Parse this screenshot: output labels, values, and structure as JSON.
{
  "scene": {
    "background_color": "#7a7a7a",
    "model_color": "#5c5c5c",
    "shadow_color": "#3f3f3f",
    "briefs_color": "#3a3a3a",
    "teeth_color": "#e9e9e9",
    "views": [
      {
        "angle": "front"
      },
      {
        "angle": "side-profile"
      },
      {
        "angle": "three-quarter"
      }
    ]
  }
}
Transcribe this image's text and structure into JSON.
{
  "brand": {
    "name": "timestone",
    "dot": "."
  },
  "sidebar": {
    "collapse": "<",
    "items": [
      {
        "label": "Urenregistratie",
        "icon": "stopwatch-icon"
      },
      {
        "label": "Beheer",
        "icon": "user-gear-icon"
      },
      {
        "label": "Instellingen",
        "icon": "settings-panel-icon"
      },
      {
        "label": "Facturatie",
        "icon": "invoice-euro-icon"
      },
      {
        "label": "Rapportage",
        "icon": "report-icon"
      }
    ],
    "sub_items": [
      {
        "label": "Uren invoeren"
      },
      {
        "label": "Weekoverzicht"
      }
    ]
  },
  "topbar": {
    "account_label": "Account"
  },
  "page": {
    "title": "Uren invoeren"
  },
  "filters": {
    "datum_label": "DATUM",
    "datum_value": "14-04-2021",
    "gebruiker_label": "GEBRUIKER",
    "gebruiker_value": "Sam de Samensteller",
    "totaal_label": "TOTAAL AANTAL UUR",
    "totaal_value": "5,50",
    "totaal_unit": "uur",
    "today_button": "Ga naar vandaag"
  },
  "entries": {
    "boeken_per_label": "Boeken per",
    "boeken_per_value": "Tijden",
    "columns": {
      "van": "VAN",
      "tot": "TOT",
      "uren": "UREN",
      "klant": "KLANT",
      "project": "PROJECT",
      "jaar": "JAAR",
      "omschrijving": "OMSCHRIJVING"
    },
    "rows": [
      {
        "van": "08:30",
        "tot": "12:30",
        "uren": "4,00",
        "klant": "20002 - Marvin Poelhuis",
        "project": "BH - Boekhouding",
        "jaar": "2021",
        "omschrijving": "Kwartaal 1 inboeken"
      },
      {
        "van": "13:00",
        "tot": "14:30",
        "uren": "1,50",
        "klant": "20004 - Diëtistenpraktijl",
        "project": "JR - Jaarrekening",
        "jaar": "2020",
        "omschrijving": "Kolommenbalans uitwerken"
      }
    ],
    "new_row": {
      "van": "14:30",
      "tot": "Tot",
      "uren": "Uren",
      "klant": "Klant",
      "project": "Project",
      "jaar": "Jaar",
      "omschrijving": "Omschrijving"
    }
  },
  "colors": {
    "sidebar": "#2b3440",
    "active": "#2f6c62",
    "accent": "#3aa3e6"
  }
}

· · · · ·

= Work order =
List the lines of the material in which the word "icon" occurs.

= Answer to this problem =
        "icon": "stopwatch-icon"
        "icon": "user-gear-icon"
        "icon": "settings-panel-icon"
        "icon": "invoice-euro-icon"
        "icon": "report-icon"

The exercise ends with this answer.